Property and casualty insurers are uniquely positioned to deal with the potential impacts of the novel coronavirus. And from a claims perspective, the ongoing pandemic may even prove helpful for them to some degree.
Government restrictions prompting people to stay home and avoid spreading the virus have resulted in fewer cars out on the road, which some analysts believe may equate to a decrease in accidents.
"I think it's pretty clear we have less driving across the country," Piper Sandler analyst Paul Newsome said. "It's widely believed that we're going to see a slowdown in auto-related claims."
Some consumer advocacy groups have asked regulators to make insurers reduce their premiums to reflect new driving circumstances. But industry experts did not seem to be too concerned about the possibility that government authorities would step in and create policy that might require insurers to delay premium payments or reduce the cost of premiums to offset less drivers on the road, among others.
The Insurance Information Institute's Michael Barry said the idea of retroactively revisiting a policy to offset premiums is "probably not the best way to go at the moment" since mileage is just one of a dozen factors that go into auto underwriting.
A few major insurers have decided to offer special plans to help alleviate consumer costs. For example, Allstate Corp. announced that its policyholders can request a special payment plan that lets them skip two consecutive premium payments without penalty. Liberty Mutual Holding Co. Inc. is extending payment dates and waiving fees for auto and home insurance customers who are negatively impacted by the coronavirus. GEICO Corp. is pausing cancellation of coverage for missed payments and policy expiration until April 30.

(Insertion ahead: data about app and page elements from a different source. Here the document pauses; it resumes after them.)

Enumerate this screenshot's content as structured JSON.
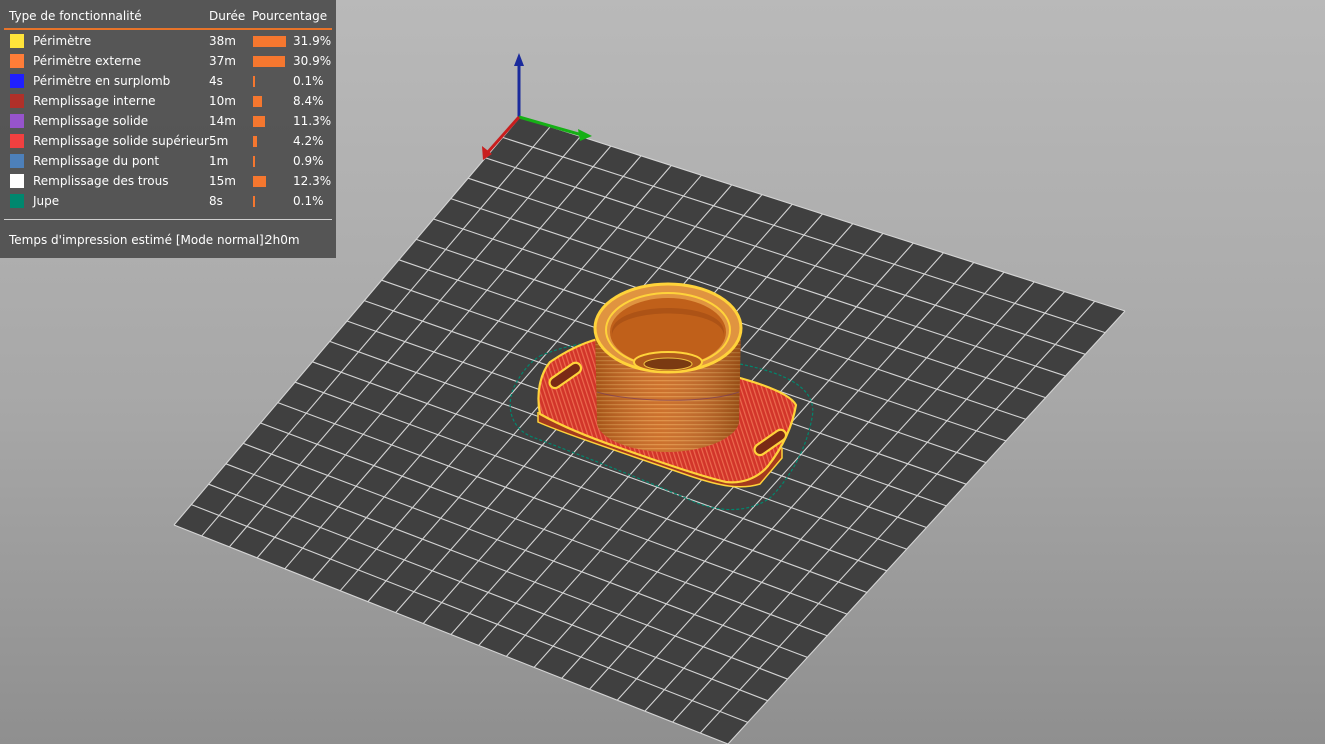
{
  "legend": {
    "headers": {
      "feature": "Type de fonctionnalité",
      "duration": "Durée",
      "percentage": "Pourcentage"
    },
    "items": [
      {
        "label": "Périmètre",
        "duration": "38m",
        "percent": "31.9%",
        "value": 31.9,
        "color": "#ffe43a"
      },
      {
        "label": "Périmètre externe",
        "duration": "37m",
        "percent": "30.9%",
        "value": 30.9,
        "color": "#ff7d38"
      },
      {
        "label": "Périmètre en surplomb",
        "duration": "4s",
        "percent": "0.1%",
        "value": 0.1,
        "color": "#1f1fff"
      },
      {
        "label": "Remplissage interne",
        "duration": "10m",
        "percent": "8.4%",
        "value": 8.4,
        "color": "#b03029"
      },
      {
        "label": "Remplissage solide",
        "duration": "14m",
        "percent": "11.3%",
        "value": 11.3,
        "color": "#9654cc"
      },
      {
        "label": "Remplissage solide supérieur",
        "duration": "5m",
        "percent": "4.2%",
        "value": 4.2,
        "color": "#f04040"
      },
      {
        "label": "Remplissage du pont",
        "duration": "1m",
        "percent": "0.9%",
        "value": 0.9,
        "color": "#4d80ba"
      },
      {
        "label": "Remplissage des trous",
        "duration": "15m",
        "percent": "12.3%",
        "value": 12.3,
        "color": "#ffffff"
      },
      {
        "label": "Jupe",
        "duration": "8s",
        "percent": "0.1%",
        "value": 0.1,
        "color": "#00876e"
      }
    ],
    "bar_max_percent": 31.9,
    "estimated_time_label": "Temps d'impression estimé [Mode normal]:",
    "estimated_time_value": "2h0m"
  },
  "colors": {
    "accent": "#e8742a",
    "bed": "#404040",
    "grid": "#d4d4d4",
    "model_body": "#cc6a1e",
    "model_base": "#d93a2a",
    "perimeter": "#ffd33a",
    "skirt": "#00876e",
    "axis_x": "#c81e1e",
    "axis_y": "#16b016",
    "axis_z": "#1a2a9c"
  }
}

"You wouldn't see devastating effects in the insurance industry if everyone got to pay their premium two weeks or even a month late," Newsome said. There would be some earnings impact but not a book value impact, he added.
Commercial versus personal lines
These types of changes are something that CreditSights analyst Josh Esterov said he expects other insurers will make as well, at least in limited cases, to help boost the companies' public images, if nothing else. He noted that there have been instances where insurance regulators have shown willingness to make modifications to common practices on the personal insurance side of things, but more rarely on the commercial side.
In the U.S., Progressive Corp., Travelers Cos. Inc. and Liberty Mutual are the largest writers of commercial auto, according to an S&P Global Market Intelligence analysis of 2019 data. On the personal lines side, State Farm Mutual Automobile Insurance Co., GEICO and Progressive sat in the top three spots.
Theoretically, a decline in driving would be more to the benefit of a personal lines company, and less to the benefit of those that write more commercial, Newsome said. Overall, he said it is important to recognize that all the insurers that write personal lines auto also write commercial, and fewer cars on the road will probably help both lines even as deliveries rise, because there are fewer situations where there could be accidents.
There could be an issue, however, if the government does not require policyholders to pay their premiums at all, or forced insurers to cover things that were not initially written into their policies. In particular, there have been some efforts to have insurers pay out for business interruption policies, even though such policies normally exclude pandemics.
"There wasn't premium paid for those risks so that just drops to the bottom line for the insurers and there's no recovery there," Newsome said.
During his comments on a virtual National Association of Insurance Commissioners meeting, American Property Casualty Insurance Association President and CEO David Sampson went as far as to say that the "stability of the sector could be impacted" if policymakers force insurers to pay for claims that were not included in their policies.
Esterov and fellow CreditSights analyst Austin Baun said they view the coronavirus as being similar to a medium-size catastrophe event and said it would not be the "first order effect," direct claims from the outbreak, the business and supply chain interruption, but rather the "second order of effect" that could be more damaging for insurers.
That second-order effect includes the impact from falling interest rates and volatility in the equity markets, which negatively affects the ability to drive profitability on investment portfolios and could also lead to an increased probability of unfavorable reserve development, the CreditSights analysts said.
When asked if insurers are worried that people would be unable to pay premiums, Piper Sandler's Newsome pointed out that customers who do not pay their premiums should be unable to file claims. In such scenarios, there would be less revenue and less profit, but the impact is not as big, he said.
"The big picture is that the insurance industry shrinks and grows with the overall economy, and that's independent of what you see happen from a risk of claim perspective," Newsome said.
Most insurance companies are "properly" reserved and reinsured, according to Neil Alldredge, senior vice president for corporate affairs at the National Association of Mutual Insurance Companies.
In general, insurers are expected to be resilient through the pandemic, although one U.S. regulator has warned that smaller health insurers may be at risk of insolvency if the virus curve does not flatten.